Did the New York Times hire film critic A. O. Scott from the ranks of IMDb commenters? Many of those one-time reviewers tell us how a movie fits into their personal history (as if we care) and Scott also uses this frame.
From his appraisal of the late John Hughes, yesterday:
[John Hughes' and Michael Jackson's] deaths make me feel old, but more than that, they make me aware of belonging to a generation that has yet to figure out adulthood, for whom life can feel like a long John Hughes movie. You know the one. That Spandau Ballet song is playing at the big dance. You remember the lyrics, even if it’s been years since you heard them last. This is the sound of my soul. I bought a ticket to the world, but now I’ve come back again. Why do I find it hard to write the next line?
Awww. More references to the critic's '80s youth crop up in this earlier writing, about the movie version of Watchmen:
Indeed, the ideal viewer — or reviewer, as the case may be — of the Watchmen movie would probably be a mid-’80s college sophomore with a smattering of Nietzsche, an extensive record collection and a comic-book nerd for a roommate.

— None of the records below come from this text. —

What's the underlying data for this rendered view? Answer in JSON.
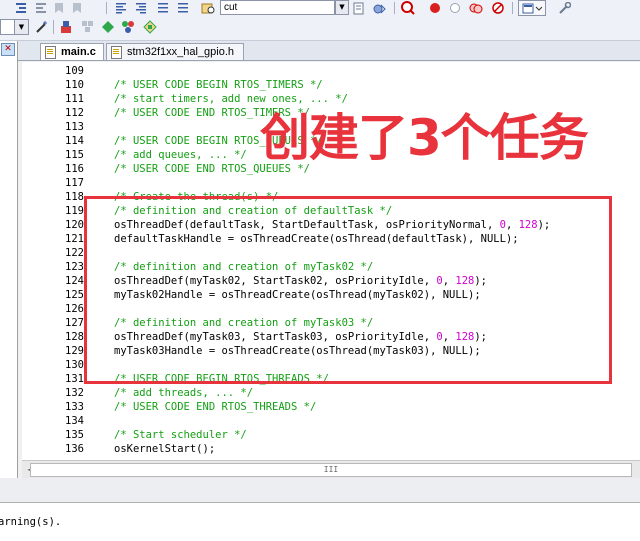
{
  "toolbar": {
    "find_text": "cut",
    "icons_row1": [
      "indent-icon",
      "outdent-icon",
      "bookmark-icon",
      "find-in-files-icon",
      "incremental-find-icon",
      "debug-icon",
      "breakpoint-icon",
      "breakpoint-disabled-icon",
      "kill-breakpoints-icon",
      "window-icon",
      "options-icon"
    ],
    "icons_row2": [
      "build-target-icon",
      "translate-icon",
      "load-icon",
      "rebuild-icon",
      "target-options-icon"
    ]
  },
  "tabs": [
    {
      "label": "main.c",
      "active": true
    },
    {
      "label": "stm32f1xx_hal_gpio.h",
      "active": false
    }
  ],
  "editor": {
    "line_numbers": [
      "109",
      "110",
      "111",
      "112",
      "113",
      "114",
      "115",
      "116",
      "117",
      "118",
      "119",
      "120",
      "121",
      "122",
      "123",
      "124",
      "125",
      "126",
      "127",
      "128",
      "129",
      "130",
      "131",
      "132",
      "133",
      "134",
      "135",
      "136"
    ],
    "lines": [
      {
        "parts": [
          {
            "t": "",
            "c": ""
          }
        ]
      },
      {
        "parts": [
          {
            "t": "/* USER CODE BEGIN RTOS_TIMERS */",
            "c": "cm"
          }
        ]
      },
      {
        "parts": [
          {
            "t": "/* start timers, add new ones, ... */",
            "c": "cm"
          }
        ]
      },
      {
        "parts": [
          {
            "t": "/* USER CODE END RTOS_TIMERS */",
            "c": "cm"
          }
        ]
      },
      {
        "parts": [
          {
            "t": "",
            "c": ""
          }
        ]
      },
      {
        "parts": [
          {
            "t": "/* USER CODE BEGIN RTOS_QUEUES */",
            "c": "cm"
          }
        ]
      },
      {
        "parts": [
          {
            "t": "/* add queues, ... */",
            "c": "cm"
          }
        ]
      },
      {
        "parts": [
          {
            "t": "/* USER CODE END RTOS_QUEUES */",
            "c": "cm"
          }
        ]
      },
      {
        "parts": [
          {
            "t": "",
            "c": ""
          }
        ]
      },
      {
        "parts": [
          {
            "t": "/* Create the thread(s) */",
            "c": "cm"
          }
        ]
      },
      {
        "parts": [
          {
            "t": "/* definition and creation of defaultTask */",
            "c": "cm"
          }
        ]
      },
      {
        "parts": [
          {
            "t": "osThreadDef(defaultTask, StartDefaultTask, osPriorityNormal, ",
            "c": ""
          },
          {
            "t": "0",
            "c": "num"
          },
          {
            "t": ", ",
            "c": ""
          },
          {
            "t": "128",
            "c": "num"
          },
          {
            "t": ");",
            "c": ""
          }
        ]
      },
      {
        "parts": [
          {
            "t": "defaultTaskHandle = osThreadCreate(osThread(defaultTask), NULL);",
            "c": ""
          }
        ]
      },
      {
        "parts": [
          {
            "t": "",
            "c": ""
          }
        ]
      },
      {
        "parts": [
          {
            "t": "/* definition and creation of myTask02 */",
            "c": "cm"
          }
        ]
      },
      {
        "parts": [
          {
            "t": "osThreadDef(myTask02, StartTask02, osPriorityIdle, ",
            "c": ""
          },
          {
            "t": "0",
            "c": "num"
          },
          {
            "t": ", ",
            "c": ""
          },
          {
            "t": "128",
            "c": "num"
          },
          {
            "t": ");",
            "c": ""
          }
        ]
      },
      {
        "parts": [
          {
            "t": "myTask02Handle = osThreadCreate(osThread(myTask02), NULL);",
            "c": ""
          }
        ]
      },
      {
        "parts": [
          {
            "t": "",
            "c": ""
          }
        ]
      },
      {
        "parts": [
          {
            "t": "/* definition and creation of myTask03 */",
            "c": "cm"
          }
        ]
      },
      {
        "parts": [
          {
            "t": "osThreadDef(myTask03, StartTask03, osPriorityIdle, ",
            "c": ""
          },
          {
            "t": "0",
            "c": "num"
          },
          {
            "t": ", ",
            "c": ""
          },
          {
            "t": "128",
            "c": "num"
          },
          {
            "t": ");",
            "c": ""
          }
        ]
      },
      {
        "parts": [
          {
            "t": "myTask03Handle = osThreadCreate(osThread(myTask03), NULL);",
            "c": ""
          }
        ]
      },
      {
        "parts": [
          {
            "t": "",
            "c": ""
          }
        ]
      },
      {
        "parts": [
          {
            "t": "/* USER CODE BEGIN RTOS_THREADS */",
            "c": "cm"
          }
        ]
      },
      {
        "parts": [
          {
            "t": "/* add threads, ... */",
            "c": "cm"
          }
        ]
      },
      {
        "parts": [
          {
            "t": "/* USER CODE END RTOS_THREADS */",
            "c": "cm"
          }
        ]
      },
      {
        "parts": [
          {
            "t": "",
            "c": ""
          }
        ]
      },
      {
        "parts": [
          {
            "t": "/* Start scheduler */",
            "c": "cm"
          }
        ]
      },
      {
        "parts": [
          {
            "t": "osKernelStart();",
            "c": ""
          }
        ]
      }
    ]
  },
  "scrollbar": {
    "thumb_grip": "III"
  },
  "annotation": {
    "caption": "创建了3个任务",
    "color": "#e8323c"
  },
  "output": {
    "text": "arning(s)."
  },
  "colors": {
    "comment": "#14a014",
    "number": "#d000d0",
    "annotation": "#e8323c"
  }
}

The film’s carefully preserved themes of apocalypse and decay might have proved powerfully unsettling to that anxious undergraduate sitting in his dorm room, listening to "99 Luftballons" and waiting for the world to end or the Berlin Wall to come down.
Wow, did that anxious undergrad grow up to be...a film critic? Tell it again, Dad. Ironically, a much better critic than Scott, Ted Goranson aka tedg, has been quietly building an opus in the cheap seats of the IMDb comments, in the form of hundreds of mini-reviews. Compare the originality and focus he brings to the recent Transformers movie, next to A. O. Scott's muck:
In an ordinary movie, the framing and staging is expository: you are shown what you need to see to make sense out of what is happening. If it is a boxing match with Sly Stallone, you see what is essential: you see perhaps the possibility, the actor, the action and the effect. Its all there, very carefully engineered. In fact, this engineering — a very constrained subset of what can be photographed — is what constitutes the contract we have in communicating visually.
What I first saw in Black Hawk Down was an engineering of what you do not see. Some of the action happened around us, the camera eye moving as if it were panicked and seeing only a part of what is going on. You could not make out the sense of what caused what. Because we so solidly expect to see everything that causes things, when we deviate it is a powerful statement.
What we have here are transformations and fights that are only partially framed. We are denied enough information to know precisely what is happening. We know there is an exact order to how the many parts fold into an automobile or plane, but we often see just motion. The effect is most pronounced in battle scenes when the viewer would be panicked in the motion and threat of war. Confusion and lack of comprehension is part of the effect. It isn't just random noise though; we know that though the screen is filled with scores of metal shapes apparently in chaos, they belong to two beings. We cannot sort out who is who. We know that within those beings, the animators have programmed coherent bodily motion. We know that each blow is basically like those of Stallone, but we do not know any of the physics behind it, or even which way it is going.
See also tedg's review of the Vincent Van Gogh IMAX movie.
Would love to read this kind of analysis of John Hughes: how the content proceeds from the shots, the film language. Hughes is underrated on that score, and if tedg can do it with Transformers it can be done with Hughes. An area ripe for discussion is the way JH's deliberate, laid-back pacing sets us up for jokes. Farmer Ted the Geek in Sixteen Candles makes a wrong movement and a slow sequence of destruction unwinds. This seems the opposite of slapstick but it works. In Planes, Trains, and Automobiles, the almost slide-show-like progression of images leading up to the Frozen Dog. Or in Ferris Bueller, when the shattered Ed Rooney climbs on to a school bus full of stunned children after the credits: a series of tableaux vivants and reaction shots peaking when the nerdy girl in the only open seat offers him a gummi bear. The images unfold systematically, painfully (for the rageoholic Rooney); his humiliation is complete. That's what the anti-Scott might tell us about.
Update, April 2018: The links to the tedg reviews are dead. The only way to find the sources now is to go to the movie pages [Transformers: Revenge of the Fallen (2009) and Van Gogh: Brush with Genius (2009)] on IMDb and scroll through the comments. The Transformer movie has hundreds of comments; the only way to find tedg's is to sort by "prolific reviewer" and scroll down. Brilliant.